I have to admit when I first experienced Adobe Flex, the successor to Adobe Flash for rich internet application development, I thought it was a fragile toy that wasn’t good for much more than pretty moving pictures. At my current day job, I had to not only learn it, but spend about half my time working in it (as opposed to my current favorite language, Java). One thing I’ve learned from the experience is that it wasn’t so much Flex that I had a problem with, as much as Flex Developers. The Flex developers I’ve worked with up until this job came to Flex from being Illustrators, Graphic Artists, or just kinda fell into it. They never learned the art of software development, never learned to appreciate best practices, and never learned to value code quality or readability. But as a long-time Software Engineer, I know you can create bad software in any language. But now I’ve spent about 10 months working in Flex, and feel I can opine fairly. Read on…
Generally speaking, I hate frameworks. Most frameworks I’ve met fall into one or more of these camps:

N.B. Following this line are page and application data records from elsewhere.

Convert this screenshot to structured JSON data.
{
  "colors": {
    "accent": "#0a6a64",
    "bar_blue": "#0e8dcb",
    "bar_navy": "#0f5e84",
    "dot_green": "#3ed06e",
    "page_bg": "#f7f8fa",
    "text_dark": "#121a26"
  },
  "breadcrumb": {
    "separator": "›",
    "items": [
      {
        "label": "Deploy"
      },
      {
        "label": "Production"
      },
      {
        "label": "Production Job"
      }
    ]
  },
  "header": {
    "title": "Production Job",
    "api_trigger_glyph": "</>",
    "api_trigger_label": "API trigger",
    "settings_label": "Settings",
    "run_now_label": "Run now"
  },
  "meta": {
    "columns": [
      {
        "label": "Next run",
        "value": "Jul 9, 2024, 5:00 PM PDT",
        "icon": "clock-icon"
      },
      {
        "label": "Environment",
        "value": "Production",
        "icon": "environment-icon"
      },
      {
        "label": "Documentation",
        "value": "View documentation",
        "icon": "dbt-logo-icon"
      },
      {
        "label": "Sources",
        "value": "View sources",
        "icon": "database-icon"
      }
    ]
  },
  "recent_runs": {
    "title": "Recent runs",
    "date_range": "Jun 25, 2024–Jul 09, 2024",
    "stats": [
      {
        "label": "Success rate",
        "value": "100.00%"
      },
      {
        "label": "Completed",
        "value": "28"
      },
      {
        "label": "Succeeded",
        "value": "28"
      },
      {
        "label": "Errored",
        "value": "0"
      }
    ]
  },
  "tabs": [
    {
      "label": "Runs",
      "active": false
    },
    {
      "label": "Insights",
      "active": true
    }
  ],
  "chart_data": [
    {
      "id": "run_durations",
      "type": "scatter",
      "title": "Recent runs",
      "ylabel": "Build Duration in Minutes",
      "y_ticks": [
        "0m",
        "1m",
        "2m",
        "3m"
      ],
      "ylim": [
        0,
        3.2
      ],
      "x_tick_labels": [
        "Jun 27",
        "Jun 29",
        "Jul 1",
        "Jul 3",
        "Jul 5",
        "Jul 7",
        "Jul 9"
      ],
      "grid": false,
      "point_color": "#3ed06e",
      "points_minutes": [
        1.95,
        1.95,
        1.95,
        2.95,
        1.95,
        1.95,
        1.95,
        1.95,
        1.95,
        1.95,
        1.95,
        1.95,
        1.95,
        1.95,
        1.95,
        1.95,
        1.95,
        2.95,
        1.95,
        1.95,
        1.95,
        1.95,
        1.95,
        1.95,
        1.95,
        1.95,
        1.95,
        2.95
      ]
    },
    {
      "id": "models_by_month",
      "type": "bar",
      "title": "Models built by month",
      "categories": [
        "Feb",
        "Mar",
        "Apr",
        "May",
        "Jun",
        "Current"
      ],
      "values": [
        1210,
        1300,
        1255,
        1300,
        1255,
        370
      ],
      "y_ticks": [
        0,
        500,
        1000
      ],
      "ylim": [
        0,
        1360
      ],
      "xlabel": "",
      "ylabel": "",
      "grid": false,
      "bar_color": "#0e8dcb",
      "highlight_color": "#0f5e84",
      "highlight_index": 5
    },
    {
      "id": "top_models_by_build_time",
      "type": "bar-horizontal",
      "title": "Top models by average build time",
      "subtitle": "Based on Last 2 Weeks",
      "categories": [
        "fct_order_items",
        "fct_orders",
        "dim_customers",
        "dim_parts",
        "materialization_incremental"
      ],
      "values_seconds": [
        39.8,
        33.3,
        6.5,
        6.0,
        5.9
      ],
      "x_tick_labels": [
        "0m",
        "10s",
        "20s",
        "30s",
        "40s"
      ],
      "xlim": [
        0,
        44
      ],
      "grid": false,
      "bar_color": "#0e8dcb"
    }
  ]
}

- Frameworks so heavy the work to utilize them approaches the work of rolling your own. This often happens with frameworks that start out simple and are expanded to encompass too much functionality outside of the original scope.
- Frameworks that are staunchly inflexible in how they are used and how they work. Using a software tool to make your life easier should not like implementing an ERP system. This often happens when when the framework was designed for a specific purpose then released as a separate product. See The Cathedral And The Bazaar.
- Frameworks that are completely opaque or have an unreasonable learning curve. Most meaningful operations in software have some sort of side effect you need to be aware of. Insufficient documentation and software that does not follow the mantra of the Principle Of Least Astonishment can make diagnosing problems a nightmare.
I’m currently working on my knowledge and skills with Spring and Hibernate. They continue to fail to suck. I was very surprised how easy they were to implement, how much they’re for me, and how flexible they are. Spring is a framework that specializes in (among other things) inversion of control to promote decoupling and testability, and Hibernate is an object relationship mapper that eases the burden of persisting entities in a database. There are many good tutorials on the Intertubes, but I’ve been working my way through the book Spring Recipes, which covers both technologies very well.
I had a conversation the other day with a fellow Software Engineer about a web-based project I want to start. There are several advantages of these two technologies, and clearly either one would be sufficient to do the job. As a Software Engineer who is constantly striving to improve and up my skillset, I also have to think about what technologies are going to further my career. Developers, I would love to get a discussion going on this topic, so please leave comments. Oh, and I am purposely sticking to these technologies because I believe strongly in cross-platform tools, and these are the two top contenders in that arena. And we’re talking server-side options. So no whining from the .NET/Flex crowd.
Microreview: Most Excellent!
I bought this book because I was working on some gnarly multithreading problems. I was hoping to get up to speed on the wonderful new concurrency classes added in Java 1.5 to replace the boring old Thread class. What I got was so much more. It goes into great depth in:
- Preventing thread data escaping (what happens in thread, stays in thread)
- How to divide work among threads
- Exactly why the New Hotness is better than the Old Stuff
- The difference between the various implementations of the New Hotness
I published a post a while ago on what I thought was wrong with Java. To be honest, I never really understood why some of these problems existed. Well, in my new job, I’ve dug a little deeper into them.
In my searches, I found this article on Java generics, and why you simply can’t do anything serious with them and not get warning messaches about unchecked conversions. The short answer is, to remain binary compatible and to not break millions of lines of code, generics type information is thrown away using erasure, and is not available at runtime. They aren’t reified. It offers several solutions, too.
I also found this other article on serialized classes, and what the serialVersionUID field is for.
And finally, a good explanation of closures in Java, and how they could be added in.
OK, so I’ll admit a lot of my posts so far have been links to other articles, along with my notes and opinions on them. While I don’t feel guilty about that (as long as I’m adding value or finding content others might not have found), I’m going to try to add more original content.
I love Java, but there are a few very large issues I have with it.